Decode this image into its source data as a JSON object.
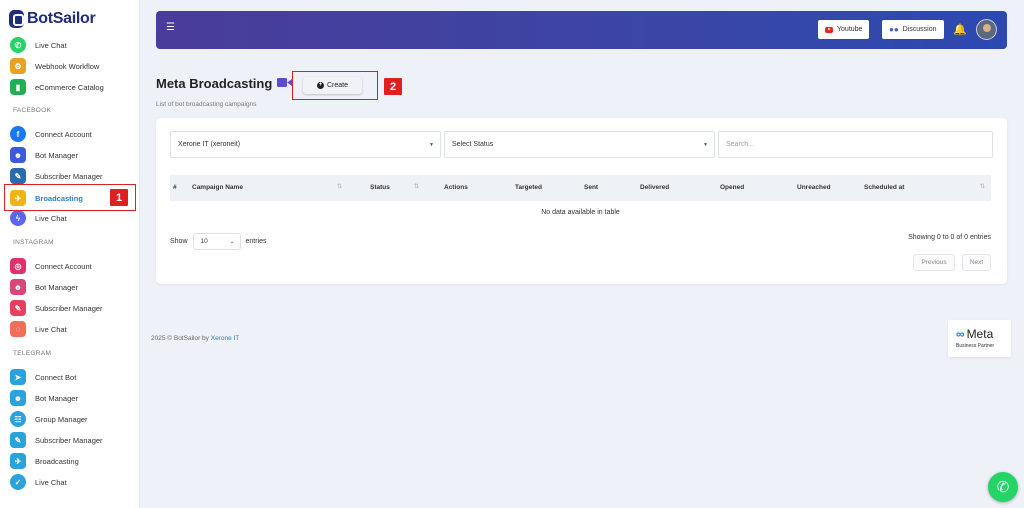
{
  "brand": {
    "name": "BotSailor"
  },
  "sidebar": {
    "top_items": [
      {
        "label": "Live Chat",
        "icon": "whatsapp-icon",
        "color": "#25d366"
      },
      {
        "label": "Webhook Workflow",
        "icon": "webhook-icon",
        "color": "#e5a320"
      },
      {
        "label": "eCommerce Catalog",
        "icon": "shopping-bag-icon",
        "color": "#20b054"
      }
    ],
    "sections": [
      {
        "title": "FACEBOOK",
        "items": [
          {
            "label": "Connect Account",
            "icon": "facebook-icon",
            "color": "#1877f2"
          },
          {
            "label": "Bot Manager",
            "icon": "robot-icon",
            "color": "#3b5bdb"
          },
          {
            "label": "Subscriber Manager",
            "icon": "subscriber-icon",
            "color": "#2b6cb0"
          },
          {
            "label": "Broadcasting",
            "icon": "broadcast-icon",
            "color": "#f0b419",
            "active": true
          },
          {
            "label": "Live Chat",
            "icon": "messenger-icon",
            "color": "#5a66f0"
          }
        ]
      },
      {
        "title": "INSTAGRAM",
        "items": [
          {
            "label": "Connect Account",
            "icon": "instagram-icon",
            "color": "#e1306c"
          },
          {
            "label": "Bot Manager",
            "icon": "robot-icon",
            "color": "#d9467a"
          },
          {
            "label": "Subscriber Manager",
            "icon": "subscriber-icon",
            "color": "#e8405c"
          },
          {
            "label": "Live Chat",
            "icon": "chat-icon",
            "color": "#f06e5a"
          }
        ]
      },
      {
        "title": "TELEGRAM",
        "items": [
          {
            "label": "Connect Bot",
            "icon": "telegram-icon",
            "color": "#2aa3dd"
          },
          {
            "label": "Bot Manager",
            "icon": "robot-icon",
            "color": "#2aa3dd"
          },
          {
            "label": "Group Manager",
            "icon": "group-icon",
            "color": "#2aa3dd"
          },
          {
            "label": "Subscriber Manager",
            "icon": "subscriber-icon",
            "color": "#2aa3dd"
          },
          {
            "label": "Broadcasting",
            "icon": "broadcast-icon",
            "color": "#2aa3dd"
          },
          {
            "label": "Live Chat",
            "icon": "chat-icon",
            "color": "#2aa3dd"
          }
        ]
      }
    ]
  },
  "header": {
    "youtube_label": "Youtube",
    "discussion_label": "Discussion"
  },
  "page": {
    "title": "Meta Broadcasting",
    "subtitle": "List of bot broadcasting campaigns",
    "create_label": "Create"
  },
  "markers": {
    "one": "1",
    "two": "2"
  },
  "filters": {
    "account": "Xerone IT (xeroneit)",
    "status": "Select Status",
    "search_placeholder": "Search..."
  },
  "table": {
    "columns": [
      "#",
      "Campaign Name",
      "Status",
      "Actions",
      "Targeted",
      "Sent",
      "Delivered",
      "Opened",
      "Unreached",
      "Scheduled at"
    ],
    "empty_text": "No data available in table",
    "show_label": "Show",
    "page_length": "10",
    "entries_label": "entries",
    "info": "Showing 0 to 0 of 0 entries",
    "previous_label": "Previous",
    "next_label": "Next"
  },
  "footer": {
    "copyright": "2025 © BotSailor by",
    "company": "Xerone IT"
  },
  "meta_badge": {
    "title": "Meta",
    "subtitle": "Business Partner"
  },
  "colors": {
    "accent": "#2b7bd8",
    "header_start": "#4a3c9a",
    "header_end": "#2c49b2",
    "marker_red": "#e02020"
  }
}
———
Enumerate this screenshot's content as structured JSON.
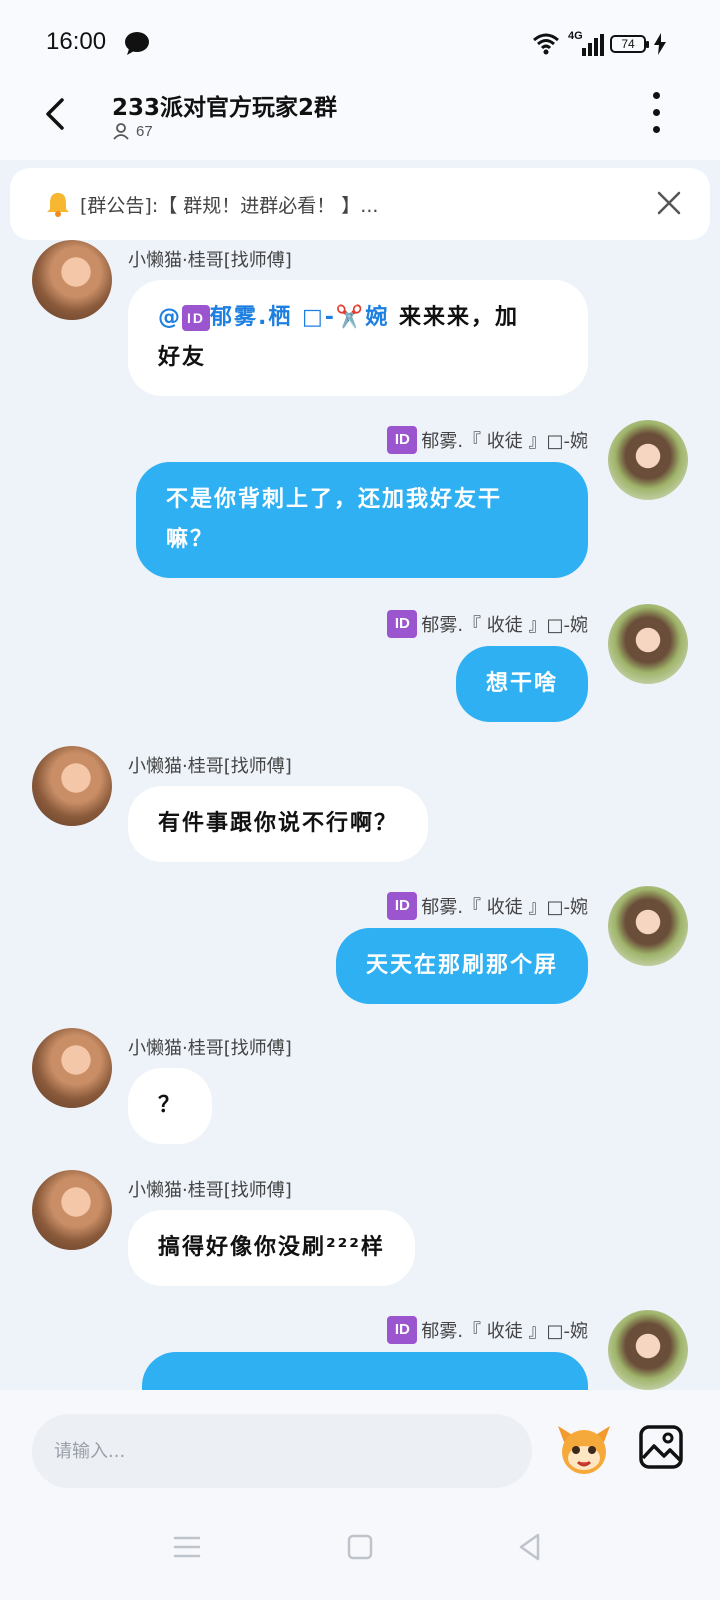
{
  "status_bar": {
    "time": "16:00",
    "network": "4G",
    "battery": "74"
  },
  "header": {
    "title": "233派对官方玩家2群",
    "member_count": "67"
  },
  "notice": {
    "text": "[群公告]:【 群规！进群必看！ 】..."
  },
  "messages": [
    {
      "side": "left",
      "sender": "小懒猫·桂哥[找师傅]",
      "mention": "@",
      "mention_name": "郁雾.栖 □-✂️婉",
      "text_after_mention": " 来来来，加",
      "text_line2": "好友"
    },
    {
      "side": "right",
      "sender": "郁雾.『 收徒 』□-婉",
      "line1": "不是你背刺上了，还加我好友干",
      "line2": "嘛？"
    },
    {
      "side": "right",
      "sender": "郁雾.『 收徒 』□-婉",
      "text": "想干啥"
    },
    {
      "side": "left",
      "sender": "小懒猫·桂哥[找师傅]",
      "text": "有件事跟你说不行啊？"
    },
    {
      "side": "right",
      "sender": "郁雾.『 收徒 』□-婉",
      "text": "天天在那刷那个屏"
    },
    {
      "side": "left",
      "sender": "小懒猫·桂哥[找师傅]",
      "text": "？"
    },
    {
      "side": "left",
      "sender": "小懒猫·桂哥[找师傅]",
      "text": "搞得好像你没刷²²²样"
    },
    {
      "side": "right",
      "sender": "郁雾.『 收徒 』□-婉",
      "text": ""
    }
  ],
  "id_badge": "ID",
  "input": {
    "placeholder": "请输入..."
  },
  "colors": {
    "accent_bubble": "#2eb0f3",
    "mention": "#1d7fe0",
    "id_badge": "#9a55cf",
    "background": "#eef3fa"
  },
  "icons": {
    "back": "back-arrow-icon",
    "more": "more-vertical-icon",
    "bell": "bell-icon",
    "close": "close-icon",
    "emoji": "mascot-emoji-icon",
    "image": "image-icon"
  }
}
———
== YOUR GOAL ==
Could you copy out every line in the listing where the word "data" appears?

== YOUR SOLUTION ==
Decode this image into its source data as a JSON object.
    "empty_text": "No data available in table",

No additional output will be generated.